Goal of the exercise
The expected output is an exact restatement of all the records.

Data for this exercise
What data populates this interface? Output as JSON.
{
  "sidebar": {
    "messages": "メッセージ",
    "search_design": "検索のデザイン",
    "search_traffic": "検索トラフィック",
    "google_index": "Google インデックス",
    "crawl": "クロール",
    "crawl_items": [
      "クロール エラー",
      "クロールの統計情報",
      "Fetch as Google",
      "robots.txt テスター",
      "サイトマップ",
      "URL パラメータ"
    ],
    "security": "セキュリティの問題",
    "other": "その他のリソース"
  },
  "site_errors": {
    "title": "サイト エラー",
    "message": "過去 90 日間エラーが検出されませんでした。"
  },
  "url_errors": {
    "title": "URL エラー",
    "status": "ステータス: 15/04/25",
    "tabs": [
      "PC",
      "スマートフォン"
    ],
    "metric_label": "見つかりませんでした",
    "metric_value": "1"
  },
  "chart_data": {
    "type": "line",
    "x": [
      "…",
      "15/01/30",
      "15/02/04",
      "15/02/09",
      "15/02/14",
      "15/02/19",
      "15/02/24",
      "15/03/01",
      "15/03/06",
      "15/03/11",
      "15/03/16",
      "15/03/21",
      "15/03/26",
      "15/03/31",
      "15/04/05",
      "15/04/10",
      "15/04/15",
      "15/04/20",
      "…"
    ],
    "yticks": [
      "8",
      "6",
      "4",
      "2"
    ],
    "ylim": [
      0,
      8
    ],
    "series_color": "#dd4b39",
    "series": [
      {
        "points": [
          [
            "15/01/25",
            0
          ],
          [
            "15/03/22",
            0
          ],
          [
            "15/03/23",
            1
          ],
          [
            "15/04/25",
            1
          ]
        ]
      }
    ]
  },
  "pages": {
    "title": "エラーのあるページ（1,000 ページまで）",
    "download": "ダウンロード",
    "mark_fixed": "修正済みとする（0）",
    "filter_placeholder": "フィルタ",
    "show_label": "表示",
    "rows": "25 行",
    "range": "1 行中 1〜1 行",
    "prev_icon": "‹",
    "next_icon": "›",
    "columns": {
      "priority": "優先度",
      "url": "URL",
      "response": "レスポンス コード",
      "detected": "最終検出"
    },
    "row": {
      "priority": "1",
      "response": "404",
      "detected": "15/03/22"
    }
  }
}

Your solution
What data populates this interface? Output as JSON.
{
  "sidebar": {
    "messages": "メッセージ",
    "search_design": "検索のデザイン",
    "search_traffic": "検索トラフィック",
    "google_index": "Google インデックス",
    "crawl": "クロール",
    "crawl_items": [
      "クロール エラー",
      "クロールの統計情報",
      "Fetch as Google",
      "robots.txt テスター",
      "サイトマップ",
      "URL パラメータ"
    ],
    "security": "セキュリティの問題",
    "other": "その他のリソース"
  },
  "site_errors": {
    "title": "サイト エラー",
    "message": "過去 90 日間エラーが検出されませんでした。"
  },
  "url_errors": {
    "title": "URL エラー",
    "status": "ステータス: 15/04/25",
    "tabs": [
      "PC",
      "スマートフォン"
    ],
    "metric_label": "見つかりませんでした",
    "metric_value": "1"
  },
  "chart_data": {
    "type": "line",
    "x": [
      "…",
      "15/01/30",
      "15/02/04",
      "15/02/09",
      "15/02/14",
      "15/02/19",
      "15/02/24",
      "15/03/01",
      "15/03/06",
      "15/03/11",
      "15/03/16",
      "15/03/21",
      "15/03/26",
      "15/03/31",
      "15/04/05",
      "15/04/10",
      "15/04/15",
      "15/04/20",
      "…"
    ],
    "yticks": [
      "8",
      "6",
      "4",
      "2"
    ],
    "ylim": [
      0,
      8
    ],
    "series_color": "#dd4b39",
    "series": [
      {
        "points": [
          [
            "15/01/25",
            0
          ],
          [
            "15/03/22",
            0
          ],
          [
            "15/03/23",
            1
          ],
          [
            "15/04/25",
            1
          ]
        ]
      }
    ]
  },
  "pages": {
    "title": "エラーのあるページ（1,000 ページまで）",
    "download": "ダウンロード",
    "mark_fixed": "修正済みとする（0）",
    "filter_placeholder": "フィルタ",
    "show_label": "表示",
    "rows": "25 行",
    "range": "1 行中 1〜1 行",
    "prev_icon": "‹",
    "next_icon": "›",
    "columns": {
      "priority": "優先度",
      "url": "URL",
      "response": "レスポンス コード",
      "detected": "最終検出"
    },
    "row": {
      "priority": "1",
      "response": "404",
      "detected": "15/03/22"
    }
  }
}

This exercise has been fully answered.